Even after four long weeks, Mars is still engulfed in a massive dust storm that has covered almost a quarter part of the Red Planet. The storm, which began on May 30, has grown to encircle the entire planet in a few weeks time. It has even put NASA’s Opportunity rover in deep sleep.
The solar-powered Opportunity has currently entered into a sort of hibernation mode as it hasn’t been able to recharge its batteries due to lack of sunlight. There’s so much of dust in the air that it has become impossible for the rover to gather sufficient energy to maintain communication.
The low battery level has put the rover into a low power fault mode in which all the rover’s systems shut down except for the mission clock that wakes up the rover at regular intervals and keeps a tab on its power levels to check if it can communicate.

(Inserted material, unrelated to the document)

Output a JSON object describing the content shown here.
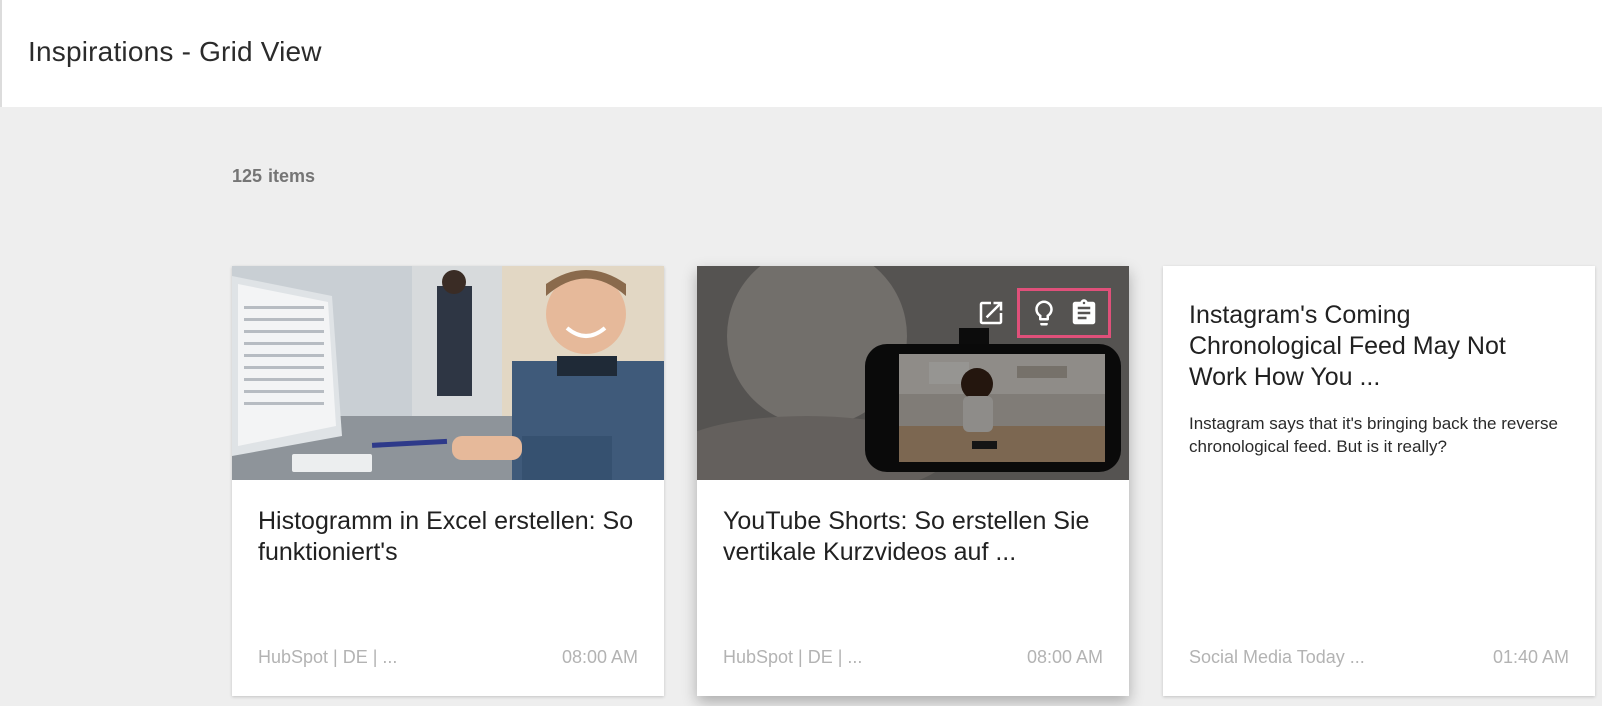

The last time NASA officials received a signal from the 15-year-old Opportunity was on Sol 5111 (June 10, 2018). A ‘sol’ is a day on Mars that is 24 hours, 39 minutes and 35 seconds long. The contact was lost on June 12.
Dr. James Rice, co-investigator and geology team leader on NASA projects including Opportunity, is hopeful that Opportunity is still fine and will be back to life once the dust storm gets over.
According to Dr. Rice, the timing of the storm could work in Opportunity’s favor as the warm Martian Spring could help keep the rover’s electronics from becoming too cold during the night. During the 2007 dust storm, Opportunity went into the sleeping mode for some days due to low power levels but was back into action again soon. Launched in 2004, Opportunity is currently the longest-serving rover on the Martian landscape.
Meanwhile, NASA’s Curiosity Mars rover, which is located on the other side of Mars from Opportunity, remains unaffected by the dust storm and is well doing its work.